REQUIRED WORK:
Look for the string "screenshot" in the data below, and copy each line that holds it.

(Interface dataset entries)
######
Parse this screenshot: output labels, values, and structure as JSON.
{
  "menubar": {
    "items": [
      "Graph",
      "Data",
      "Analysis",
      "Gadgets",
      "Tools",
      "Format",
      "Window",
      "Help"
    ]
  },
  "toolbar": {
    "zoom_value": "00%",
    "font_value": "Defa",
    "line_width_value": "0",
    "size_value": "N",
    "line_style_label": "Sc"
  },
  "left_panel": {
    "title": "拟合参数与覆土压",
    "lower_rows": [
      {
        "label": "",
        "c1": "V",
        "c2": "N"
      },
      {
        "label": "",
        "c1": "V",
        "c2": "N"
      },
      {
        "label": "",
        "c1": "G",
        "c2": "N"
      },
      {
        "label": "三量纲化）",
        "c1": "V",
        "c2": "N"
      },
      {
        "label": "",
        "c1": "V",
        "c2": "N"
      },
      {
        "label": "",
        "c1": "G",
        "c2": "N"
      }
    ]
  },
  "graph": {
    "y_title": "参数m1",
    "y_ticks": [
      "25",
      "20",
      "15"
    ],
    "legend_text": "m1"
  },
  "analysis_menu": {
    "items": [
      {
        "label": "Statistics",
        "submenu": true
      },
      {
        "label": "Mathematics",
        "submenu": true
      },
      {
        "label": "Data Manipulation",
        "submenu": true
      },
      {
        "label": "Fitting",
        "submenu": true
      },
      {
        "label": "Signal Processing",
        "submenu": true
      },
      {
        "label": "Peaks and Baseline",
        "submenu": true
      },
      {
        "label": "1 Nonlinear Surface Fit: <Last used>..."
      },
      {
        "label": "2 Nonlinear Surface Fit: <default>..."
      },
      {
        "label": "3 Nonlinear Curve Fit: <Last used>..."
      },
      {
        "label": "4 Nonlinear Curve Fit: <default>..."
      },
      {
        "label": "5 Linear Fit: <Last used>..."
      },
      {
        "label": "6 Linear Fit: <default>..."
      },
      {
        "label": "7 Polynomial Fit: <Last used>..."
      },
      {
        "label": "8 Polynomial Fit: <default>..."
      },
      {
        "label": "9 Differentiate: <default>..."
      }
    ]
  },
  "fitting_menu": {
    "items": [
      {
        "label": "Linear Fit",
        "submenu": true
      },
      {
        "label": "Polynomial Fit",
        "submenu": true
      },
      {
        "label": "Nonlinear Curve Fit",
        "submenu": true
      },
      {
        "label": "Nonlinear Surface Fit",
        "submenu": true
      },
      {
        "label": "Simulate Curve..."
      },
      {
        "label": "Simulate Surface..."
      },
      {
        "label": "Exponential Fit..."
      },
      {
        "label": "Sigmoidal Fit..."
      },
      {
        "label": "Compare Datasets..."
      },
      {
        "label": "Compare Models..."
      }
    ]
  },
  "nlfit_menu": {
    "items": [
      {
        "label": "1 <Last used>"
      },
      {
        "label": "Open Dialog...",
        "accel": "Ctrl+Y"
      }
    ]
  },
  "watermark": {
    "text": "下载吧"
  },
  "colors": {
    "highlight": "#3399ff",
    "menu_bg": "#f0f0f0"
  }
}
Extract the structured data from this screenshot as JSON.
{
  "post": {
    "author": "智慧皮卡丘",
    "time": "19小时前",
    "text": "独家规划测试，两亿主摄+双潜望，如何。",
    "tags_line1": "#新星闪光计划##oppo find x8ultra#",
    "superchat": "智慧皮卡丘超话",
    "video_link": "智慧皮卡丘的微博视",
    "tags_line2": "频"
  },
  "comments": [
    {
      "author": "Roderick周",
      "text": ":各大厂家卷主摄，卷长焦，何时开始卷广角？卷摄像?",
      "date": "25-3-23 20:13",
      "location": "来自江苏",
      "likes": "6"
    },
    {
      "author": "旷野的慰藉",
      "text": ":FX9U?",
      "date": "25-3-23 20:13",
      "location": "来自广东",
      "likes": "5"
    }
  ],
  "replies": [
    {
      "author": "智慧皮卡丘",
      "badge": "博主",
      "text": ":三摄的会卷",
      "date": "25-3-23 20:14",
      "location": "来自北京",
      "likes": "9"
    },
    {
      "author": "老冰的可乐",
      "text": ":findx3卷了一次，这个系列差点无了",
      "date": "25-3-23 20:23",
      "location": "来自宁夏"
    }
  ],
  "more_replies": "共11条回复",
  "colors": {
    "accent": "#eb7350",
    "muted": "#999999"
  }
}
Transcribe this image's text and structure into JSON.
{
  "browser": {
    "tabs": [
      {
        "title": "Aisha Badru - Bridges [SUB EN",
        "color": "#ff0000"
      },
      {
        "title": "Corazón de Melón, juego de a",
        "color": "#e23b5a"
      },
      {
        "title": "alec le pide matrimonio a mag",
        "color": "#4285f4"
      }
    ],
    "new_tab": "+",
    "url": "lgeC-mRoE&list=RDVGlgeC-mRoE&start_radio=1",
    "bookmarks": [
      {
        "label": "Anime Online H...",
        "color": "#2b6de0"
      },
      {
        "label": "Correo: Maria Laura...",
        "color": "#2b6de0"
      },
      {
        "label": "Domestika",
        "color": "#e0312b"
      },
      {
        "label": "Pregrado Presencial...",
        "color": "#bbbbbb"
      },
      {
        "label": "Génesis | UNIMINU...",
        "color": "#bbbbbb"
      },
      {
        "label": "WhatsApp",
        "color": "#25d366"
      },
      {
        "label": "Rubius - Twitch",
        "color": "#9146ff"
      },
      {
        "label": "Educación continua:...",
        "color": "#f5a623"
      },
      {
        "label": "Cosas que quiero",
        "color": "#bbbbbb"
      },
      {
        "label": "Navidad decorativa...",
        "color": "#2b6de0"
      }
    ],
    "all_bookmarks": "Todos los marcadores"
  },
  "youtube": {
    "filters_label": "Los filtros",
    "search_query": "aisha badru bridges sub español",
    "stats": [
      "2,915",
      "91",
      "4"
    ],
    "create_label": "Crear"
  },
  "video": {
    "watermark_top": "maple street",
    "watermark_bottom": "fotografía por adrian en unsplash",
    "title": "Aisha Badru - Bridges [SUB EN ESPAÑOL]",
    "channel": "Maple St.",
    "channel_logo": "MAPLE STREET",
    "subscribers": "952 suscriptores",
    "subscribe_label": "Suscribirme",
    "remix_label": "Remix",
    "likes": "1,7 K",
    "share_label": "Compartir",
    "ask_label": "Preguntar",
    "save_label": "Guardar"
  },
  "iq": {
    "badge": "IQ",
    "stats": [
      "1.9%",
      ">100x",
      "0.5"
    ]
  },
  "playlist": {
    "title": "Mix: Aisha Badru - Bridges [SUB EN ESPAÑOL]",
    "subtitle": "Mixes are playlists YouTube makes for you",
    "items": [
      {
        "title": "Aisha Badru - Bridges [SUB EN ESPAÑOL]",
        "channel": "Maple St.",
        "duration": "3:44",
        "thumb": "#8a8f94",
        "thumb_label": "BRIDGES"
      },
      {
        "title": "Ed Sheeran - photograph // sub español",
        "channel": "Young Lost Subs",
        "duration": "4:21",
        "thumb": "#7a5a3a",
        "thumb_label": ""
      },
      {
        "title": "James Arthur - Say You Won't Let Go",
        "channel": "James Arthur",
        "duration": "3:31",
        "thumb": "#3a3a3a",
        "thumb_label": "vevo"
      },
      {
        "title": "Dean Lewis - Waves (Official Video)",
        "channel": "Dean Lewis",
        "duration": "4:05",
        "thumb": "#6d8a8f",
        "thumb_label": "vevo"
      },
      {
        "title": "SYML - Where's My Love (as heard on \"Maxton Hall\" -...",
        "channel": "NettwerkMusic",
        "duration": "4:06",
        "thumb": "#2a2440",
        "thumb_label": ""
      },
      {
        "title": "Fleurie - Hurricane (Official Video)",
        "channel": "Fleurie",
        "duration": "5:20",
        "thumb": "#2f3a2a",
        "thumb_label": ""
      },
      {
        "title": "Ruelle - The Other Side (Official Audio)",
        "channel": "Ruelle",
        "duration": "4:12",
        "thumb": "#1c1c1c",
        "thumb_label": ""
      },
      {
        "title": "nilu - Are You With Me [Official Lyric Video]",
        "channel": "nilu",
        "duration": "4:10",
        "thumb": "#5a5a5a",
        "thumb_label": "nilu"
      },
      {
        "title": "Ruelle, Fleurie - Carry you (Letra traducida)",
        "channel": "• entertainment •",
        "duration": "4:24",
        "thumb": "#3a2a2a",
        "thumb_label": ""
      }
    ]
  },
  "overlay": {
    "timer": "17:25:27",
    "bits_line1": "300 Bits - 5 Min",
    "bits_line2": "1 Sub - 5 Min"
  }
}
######
RESPONSE TO THIS EXERCISE:
Parse this screenshot: output labels, values, and structure as JSON.
Extract the structured data from this screenshot as JSON.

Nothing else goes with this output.